* Required action *
Scan the entries and copy each line where the word "data" is present.

* Material for the task *
-- Opening Marker --
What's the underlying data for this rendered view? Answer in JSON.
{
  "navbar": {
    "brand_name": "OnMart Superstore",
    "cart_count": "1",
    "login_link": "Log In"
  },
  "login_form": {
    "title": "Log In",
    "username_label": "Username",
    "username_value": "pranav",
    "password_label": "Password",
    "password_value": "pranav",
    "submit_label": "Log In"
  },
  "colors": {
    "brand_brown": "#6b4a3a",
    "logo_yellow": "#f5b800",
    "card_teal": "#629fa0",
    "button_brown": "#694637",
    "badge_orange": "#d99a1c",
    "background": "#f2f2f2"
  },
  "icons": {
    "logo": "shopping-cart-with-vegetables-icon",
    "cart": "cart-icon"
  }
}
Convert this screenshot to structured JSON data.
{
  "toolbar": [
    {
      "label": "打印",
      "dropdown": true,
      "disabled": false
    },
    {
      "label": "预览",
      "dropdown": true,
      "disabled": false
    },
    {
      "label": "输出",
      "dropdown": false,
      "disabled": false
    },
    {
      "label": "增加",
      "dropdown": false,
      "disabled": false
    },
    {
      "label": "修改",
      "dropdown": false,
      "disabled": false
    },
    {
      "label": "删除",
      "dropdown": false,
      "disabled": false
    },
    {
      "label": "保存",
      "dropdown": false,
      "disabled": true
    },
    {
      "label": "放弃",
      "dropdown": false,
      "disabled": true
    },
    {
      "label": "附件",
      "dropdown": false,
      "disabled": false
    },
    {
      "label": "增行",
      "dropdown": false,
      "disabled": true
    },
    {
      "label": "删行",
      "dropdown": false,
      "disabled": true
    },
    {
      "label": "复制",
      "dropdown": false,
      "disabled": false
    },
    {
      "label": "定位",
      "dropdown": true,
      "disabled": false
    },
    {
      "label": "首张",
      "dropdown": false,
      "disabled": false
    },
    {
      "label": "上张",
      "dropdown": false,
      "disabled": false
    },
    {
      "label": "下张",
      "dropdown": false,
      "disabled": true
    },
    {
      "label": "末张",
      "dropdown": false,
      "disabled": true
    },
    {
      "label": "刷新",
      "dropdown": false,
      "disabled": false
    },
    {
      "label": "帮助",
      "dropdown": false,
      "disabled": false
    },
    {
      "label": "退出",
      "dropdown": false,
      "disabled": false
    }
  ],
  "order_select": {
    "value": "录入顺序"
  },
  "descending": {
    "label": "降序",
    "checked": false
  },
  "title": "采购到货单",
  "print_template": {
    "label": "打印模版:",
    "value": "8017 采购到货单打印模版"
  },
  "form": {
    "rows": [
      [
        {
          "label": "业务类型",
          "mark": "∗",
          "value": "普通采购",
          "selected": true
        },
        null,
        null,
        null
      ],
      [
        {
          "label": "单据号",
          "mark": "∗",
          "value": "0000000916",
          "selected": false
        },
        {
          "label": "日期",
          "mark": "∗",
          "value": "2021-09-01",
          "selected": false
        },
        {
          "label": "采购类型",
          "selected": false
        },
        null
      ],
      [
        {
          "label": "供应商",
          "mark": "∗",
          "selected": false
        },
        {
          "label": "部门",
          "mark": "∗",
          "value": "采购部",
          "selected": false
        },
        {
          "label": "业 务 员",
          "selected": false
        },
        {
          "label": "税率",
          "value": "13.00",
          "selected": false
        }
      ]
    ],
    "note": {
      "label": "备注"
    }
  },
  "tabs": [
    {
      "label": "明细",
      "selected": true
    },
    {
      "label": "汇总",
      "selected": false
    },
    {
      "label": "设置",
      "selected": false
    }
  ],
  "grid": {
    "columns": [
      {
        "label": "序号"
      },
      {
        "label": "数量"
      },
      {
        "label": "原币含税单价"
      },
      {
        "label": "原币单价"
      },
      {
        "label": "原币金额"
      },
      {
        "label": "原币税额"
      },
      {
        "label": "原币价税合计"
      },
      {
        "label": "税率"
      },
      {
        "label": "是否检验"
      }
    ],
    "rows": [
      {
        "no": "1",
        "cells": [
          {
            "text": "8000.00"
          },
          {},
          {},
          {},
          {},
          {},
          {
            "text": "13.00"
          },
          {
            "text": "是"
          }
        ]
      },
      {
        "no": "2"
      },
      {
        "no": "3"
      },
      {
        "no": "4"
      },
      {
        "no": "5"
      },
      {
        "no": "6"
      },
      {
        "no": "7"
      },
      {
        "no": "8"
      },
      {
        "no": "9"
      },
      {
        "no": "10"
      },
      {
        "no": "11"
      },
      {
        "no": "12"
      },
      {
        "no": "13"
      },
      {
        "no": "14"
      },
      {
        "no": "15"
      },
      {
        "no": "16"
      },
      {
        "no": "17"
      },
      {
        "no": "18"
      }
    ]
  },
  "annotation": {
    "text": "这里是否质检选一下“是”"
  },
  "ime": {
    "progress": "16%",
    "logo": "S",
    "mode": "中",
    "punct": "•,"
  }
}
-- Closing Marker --
* Task response *
What's the underlying data for this rendered view? Answer in JSON.
Convert this screenshot to structured JSON data.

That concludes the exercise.